Today is Mother’s Day. A day I once enjoyed with the women in our family. Mothers like me. I would spend weeks getting my gardens ready, giving the deck a good cleaning and preparing a feast of crabs and beer. There is no celebration for me today, no crabs, beer or company. Only a deep pain that nothing will cure. No card or gift has the power to fill the void left by your absence. This is my second Mother’s Day without you and I’m still learning to breathe. I foolishly thought my heart could handle my reality. My youngest son gone forever. Your demons more powerful than your mother’s love. I realize now that my heart will never be the same. Surviving all the firsts means nothing to me. My heart remains broken beyond repair. This day will remain as a painful reminder that our family is forever changed.

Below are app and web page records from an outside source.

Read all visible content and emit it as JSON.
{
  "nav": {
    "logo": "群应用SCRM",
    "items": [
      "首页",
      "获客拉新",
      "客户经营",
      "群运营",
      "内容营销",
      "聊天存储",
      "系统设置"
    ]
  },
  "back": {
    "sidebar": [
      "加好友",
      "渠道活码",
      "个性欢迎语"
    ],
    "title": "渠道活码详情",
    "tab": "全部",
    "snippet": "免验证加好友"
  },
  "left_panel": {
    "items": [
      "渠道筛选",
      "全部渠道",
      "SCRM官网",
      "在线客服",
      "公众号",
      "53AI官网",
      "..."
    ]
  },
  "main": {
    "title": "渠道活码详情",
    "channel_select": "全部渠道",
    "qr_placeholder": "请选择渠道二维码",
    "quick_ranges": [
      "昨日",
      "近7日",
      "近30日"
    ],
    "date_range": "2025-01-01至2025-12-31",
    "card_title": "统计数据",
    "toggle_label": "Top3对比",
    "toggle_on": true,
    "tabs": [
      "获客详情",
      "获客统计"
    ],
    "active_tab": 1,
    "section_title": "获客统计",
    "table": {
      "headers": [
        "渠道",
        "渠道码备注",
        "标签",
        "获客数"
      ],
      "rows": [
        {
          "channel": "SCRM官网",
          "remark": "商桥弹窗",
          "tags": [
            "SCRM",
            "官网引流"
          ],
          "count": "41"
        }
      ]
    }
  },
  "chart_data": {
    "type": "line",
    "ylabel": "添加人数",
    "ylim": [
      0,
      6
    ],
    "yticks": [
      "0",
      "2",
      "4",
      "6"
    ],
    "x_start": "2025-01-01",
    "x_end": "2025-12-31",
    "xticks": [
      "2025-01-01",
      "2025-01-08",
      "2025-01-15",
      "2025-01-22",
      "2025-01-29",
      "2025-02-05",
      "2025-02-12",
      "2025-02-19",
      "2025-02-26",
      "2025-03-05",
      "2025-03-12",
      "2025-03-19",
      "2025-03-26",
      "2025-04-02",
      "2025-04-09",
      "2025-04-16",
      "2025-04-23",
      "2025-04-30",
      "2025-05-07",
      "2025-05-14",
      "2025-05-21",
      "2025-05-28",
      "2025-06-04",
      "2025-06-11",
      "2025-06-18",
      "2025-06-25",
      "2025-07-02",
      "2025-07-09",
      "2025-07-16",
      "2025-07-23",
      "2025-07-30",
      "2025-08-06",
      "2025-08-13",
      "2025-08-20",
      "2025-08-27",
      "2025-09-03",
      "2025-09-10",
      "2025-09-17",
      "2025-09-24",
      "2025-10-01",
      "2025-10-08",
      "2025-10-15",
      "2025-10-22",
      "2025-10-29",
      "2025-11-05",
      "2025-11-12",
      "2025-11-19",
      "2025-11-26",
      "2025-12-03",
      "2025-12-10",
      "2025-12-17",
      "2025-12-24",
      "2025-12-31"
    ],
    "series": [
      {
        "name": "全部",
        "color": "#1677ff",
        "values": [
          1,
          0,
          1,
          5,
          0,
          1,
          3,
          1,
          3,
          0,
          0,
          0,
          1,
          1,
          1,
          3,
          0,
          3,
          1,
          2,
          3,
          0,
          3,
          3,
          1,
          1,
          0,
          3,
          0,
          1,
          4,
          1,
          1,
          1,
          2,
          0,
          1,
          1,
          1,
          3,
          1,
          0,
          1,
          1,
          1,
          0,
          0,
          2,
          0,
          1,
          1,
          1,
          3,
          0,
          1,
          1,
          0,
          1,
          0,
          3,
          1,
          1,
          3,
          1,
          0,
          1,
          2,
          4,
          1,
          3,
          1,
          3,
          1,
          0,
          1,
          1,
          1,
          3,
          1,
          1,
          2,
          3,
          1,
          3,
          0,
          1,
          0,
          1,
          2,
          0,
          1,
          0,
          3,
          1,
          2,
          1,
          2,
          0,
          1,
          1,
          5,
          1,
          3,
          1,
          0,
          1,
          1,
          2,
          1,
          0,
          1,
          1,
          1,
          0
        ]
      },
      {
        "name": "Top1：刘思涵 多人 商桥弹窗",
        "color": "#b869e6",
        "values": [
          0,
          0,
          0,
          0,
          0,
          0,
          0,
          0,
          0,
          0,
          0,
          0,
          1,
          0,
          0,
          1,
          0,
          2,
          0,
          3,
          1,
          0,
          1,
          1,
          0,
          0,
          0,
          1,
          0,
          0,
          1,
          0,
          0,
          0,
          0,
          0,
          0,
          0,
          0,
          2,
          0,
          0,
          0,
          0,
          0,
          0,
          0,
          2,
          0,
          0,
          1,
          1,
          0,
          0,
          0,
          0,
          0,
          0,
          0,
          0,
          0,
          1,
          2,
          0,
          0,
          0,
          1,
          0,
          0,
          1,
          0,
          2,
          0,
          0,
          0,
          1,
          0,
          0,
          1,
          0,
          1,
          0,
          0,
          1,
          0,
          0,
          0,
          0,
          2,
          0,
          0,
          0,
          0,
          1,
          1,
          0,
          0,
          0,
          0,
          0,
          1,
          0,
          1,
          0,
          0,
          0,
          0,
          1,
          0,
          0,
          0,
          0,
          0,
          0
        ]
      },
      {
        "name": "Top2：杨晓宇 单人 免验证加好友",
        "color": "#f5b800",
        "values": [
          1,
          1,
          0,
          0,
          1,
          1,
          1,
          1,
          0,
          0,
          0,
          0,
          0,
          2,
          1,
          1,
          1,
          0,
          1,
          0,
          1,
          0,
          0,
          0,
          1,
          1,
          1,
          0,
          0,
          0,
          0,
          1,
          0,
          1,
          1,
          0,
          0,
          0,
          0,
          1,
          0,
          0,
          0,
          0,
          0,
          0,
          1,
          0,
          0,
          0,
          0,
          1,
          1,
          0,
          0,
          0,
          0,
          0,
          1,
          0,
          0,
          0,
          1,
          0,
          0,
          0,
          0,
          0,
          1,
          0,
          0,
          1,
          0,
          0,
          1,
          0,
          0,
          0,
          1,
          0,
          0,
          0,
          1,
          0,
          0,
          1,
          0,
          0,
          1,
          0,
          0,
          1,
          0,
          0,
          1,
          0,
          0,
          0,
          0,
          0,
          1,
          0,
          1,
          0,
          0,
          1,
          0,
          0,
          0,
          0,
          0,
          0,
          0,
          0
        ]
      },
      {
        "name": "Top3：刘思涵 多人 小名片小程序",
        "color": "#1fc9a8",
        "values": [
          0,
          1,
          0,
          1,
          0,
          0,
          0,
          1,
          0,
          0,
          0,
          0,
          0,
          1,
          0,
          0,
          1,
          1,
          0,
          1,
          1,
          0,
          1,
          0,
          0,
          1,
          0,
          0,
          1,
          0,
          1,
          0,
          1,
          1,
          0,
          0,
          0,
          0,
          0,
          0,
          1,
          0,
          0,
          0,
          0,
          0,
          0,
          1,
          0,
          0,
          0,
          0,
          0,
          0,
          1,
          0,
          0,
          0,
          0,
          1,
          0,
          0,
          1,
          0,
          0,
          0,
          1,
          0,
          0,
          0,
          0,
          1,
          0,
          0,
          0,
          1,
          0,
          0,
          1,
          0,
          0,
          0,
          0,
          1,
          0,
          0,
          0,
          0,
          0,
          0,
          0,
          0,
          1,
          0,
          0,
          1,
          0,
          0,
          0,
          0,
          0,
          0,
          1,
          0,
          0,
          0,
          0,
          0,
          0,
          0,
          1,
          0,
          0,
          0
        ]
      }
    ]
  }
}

Today I will give myself a gift. I will allow myself the luxury of tears, tears that I hide from the world will be allowed on this most painful day. Tears will come as I close my eyes and remember you as a young boy. Bouncing through the door. Your face full of pride. Your handmade gift of popsicle sticks painted the colors of beautiful flowers. Your smile filled my heart with joy. You, always so proud of what you made, found or bought for your mom.
Nothing changed as you aged. You always remembered. A card, flowers or a surprise visit. Your body now of a man, but your heart forever young. You were never afraid to hug or say those words, “Love you Mom”. We had a bond like no other. Our connecting cord never cut, just stretched by the distance between us. You living your life by the sea, away from home but never away from my heart.
Now I’m left with precious memories. Cards from Mother’s Day long ago. Treasured pieces of paper signed by you. I run my finger along your words and remember teaching you how to write. Never thinking that one day your unique signature would be something left behind that would bring both joy and unbearable pain to my already broken heart. Mother’s Day cards now so precious, knowing that there will be no more.
Mother’s Day, once a day I loved and looked forward to has turned into a day I’d rather forget. I remember the pain of bringing you into this world, I pray I survive the pain of knowing you are gone. If my love had been enough, you would be here sitting beside me surrounded by our family. We would be laughing and hugging. Crabs and beer filling our plates. Stories would be shared as we celebrated three generations of mothers all here sharing the joys of our special day with the children we love.
But today, I will spend time alone. I will allow the memories to overflow in my mind as my tears come without shame. I will close my eyes and see your smiling face. I will talk to you as if you are next to me. I will wonder if you remember. I will reaffirm that I will always be your mother, wherever you now live. I pray you will let me feel you with me today. Let me feel your warmth shine down on my face. Be the rays of the sun, hugging my body with your warmth. Be a puffy white cloud or a cardinal in my garden. Be with me in spirit as I remember your love as both a child and a man. My love for you lives on forever. A mother learning to live with a broken heart on her special day. Learning how to live without her child. One moment, one step, one heart beat at a time.
Love Forever, Mom